What the bad SEO specialists don’t offer
It’s easy to spot a bad SEO “expert” – they only concentrate on how much traffic they will bring to your site … at a huge monthly cost. What they don’t offer is often more revealing…
- No business analysis
Surely everyone needs more website traffic and customers? Not necessarily. A business acquaintance recently contacted me about an SEO company who had been recommended by their web developer. They run a small 12-bedroom hotel in Southern England and were on the verge of signing up to an SEO contract that would have initially cost £2,000 plus £300 per month.
My first question to them was: are you fully occupied at any time during the year? They were: from May to October, they were generally fully booked. My next question: do you intend to expand the hotel business, add premises, rooms, or services? That wasn’t an option in this case. My next question was obvious: why do you intend spending significant amounts of money on SEO when you cannot possibly take additional customers for half the year? Extra enquiries would have simply been a burden on the company during its busiest period.
Had the SEO company asked any of these basic questions? At the very least, not understanding the client’s business makes it impossible to determine the keywords and phrases that will bring additional traffic.
- They won’t examine or change your existing website
In an ideal world, SEO techniques should be implemented in your website from the start. In reality, it doesn’t always happen and basic mistakes can be made that adversely affect rankings, e.g. poor keywords, missing page titles, incorrect use of headings, content that can’t be indexed, etc.
A good SEO company should check your site and either recommend or implement changes. The bad ones won’t even glance at it.
- They won’t explain the benefits or offer any evidence
It’s amazing how many people sign up for SEO services without knowing what they’re buying. A good SEO company should educate their clients and provide statistical evidence to back up their claims. Statistics should be provided in layman’s terms with explanations where necessary; never trust a sales person who insists on talking about ‘hits’!
Ultimately, you need to know how much it is costing to attract a new customer and whether that cost is effective for your business.
SEO is not black magic
Selling a website without SEO is like selling a car without wheels: it might look great, but it won’t take you anywhere
I’m always amazed by web agencies who charge extra for SEO or refer their clients to SEO specialists. SEO techniques are not difficult; almost every business website needs SEO methods implemented from day 1. Selling a website without SEO is like selling a car without wheels: it might look great, but it won’t take you anywhere.

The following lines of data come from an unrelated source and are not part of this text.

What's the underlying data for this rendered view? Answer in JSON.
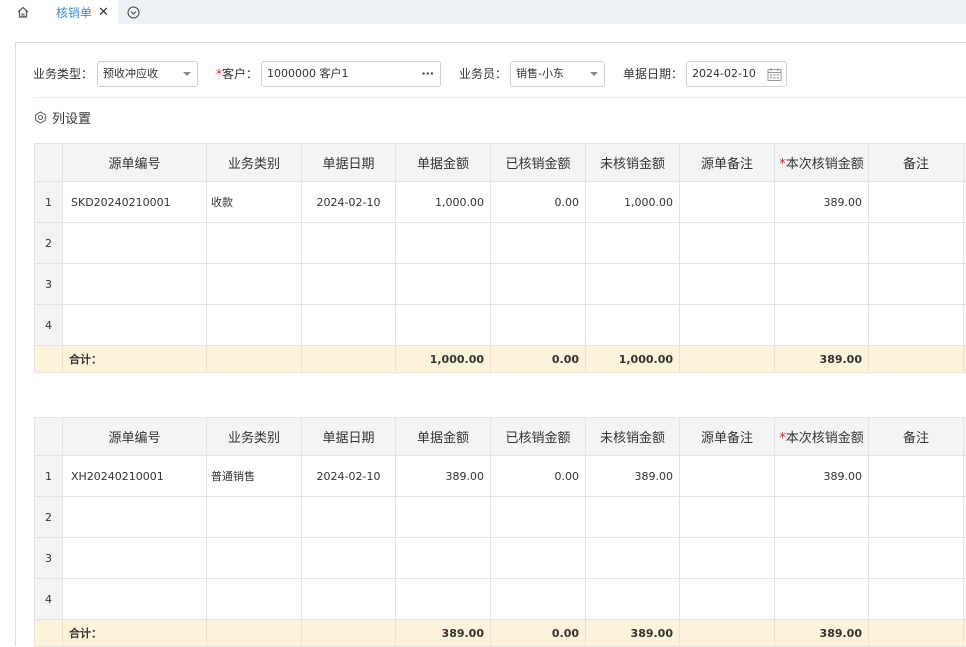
{
  "tabs": {
    "active_label": "核销单"
  },
  "form": {
    "biz_type_label": "业务类型：",
    "biz_type_value": "预收冲应收",
    "customer_label": "客户：",
    "customer_value": "1000000 客户1",
    "salesman_label": "业务员：",
    "salesman_value": "销售-小东",
    "date_label": "单据日期：",
    "date_value": "2024-02-10"
  },
  "column_settings": "列设置",
  "columns": [
    "源单编号",
    "业务类别",
    "单据日期",
    "单据金额",
    "已核销金额",
    "未核销金额",
    "源单备注",
    "本次核销金额",
    "备注"
  ],
  "receipt_table": {
    "rows": [
      {
        "no": "1",
        "code": "SKD20240210001",
        "category": "收款",
        "date": "2024-02-10",
        "amount": "1,000.00",
        "verified": "0.00",
        "unverified": "1,000.00",
        "remark": "",
        "this_time": "389.00",
        "note": ""
      },
      {
        "no": "2"
      },
      {
        "no": "3"
      },
      {
        "no": "4"
      }
    ],
    "total": {
      "label": "合计：",
      "amount": "1,000.00",
      "verified": "0.00",
      "unverified": "1,000.00",
      "this_time": "389.00"
    }
  },
  "sales_table": {
    "rows": [
      {
        "no": "1",
        "code": "XH20240210001",
        "category": "普通销售",
        "date": "2024-02-10",
        "amount": "389.00",
        "verified": "0.00",
        "unverified": "389.00",
        "remark": "",
        "this_time": "389.00",
        "note": ""
      },
      {
        "no": "2"
      },
      {
        "no": "3"
      },
      {
        "no": "4"
      }
    ],
    "total": {
      "label": "合计：",
      "amount": "389.00",
      "verified": "0.00",
      "unverified": "389.00",
      "this_time": "389.00"
    }
  }
}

Do not make the mistake of considering SEO as an afterthought. By doing so, you’ll be tempted to employ an SEO agency who could do very little but take huge amounts of your hard-earned money.
Have you experienced bad SEO services? Do you work for a great SEO company? All comments welcome!…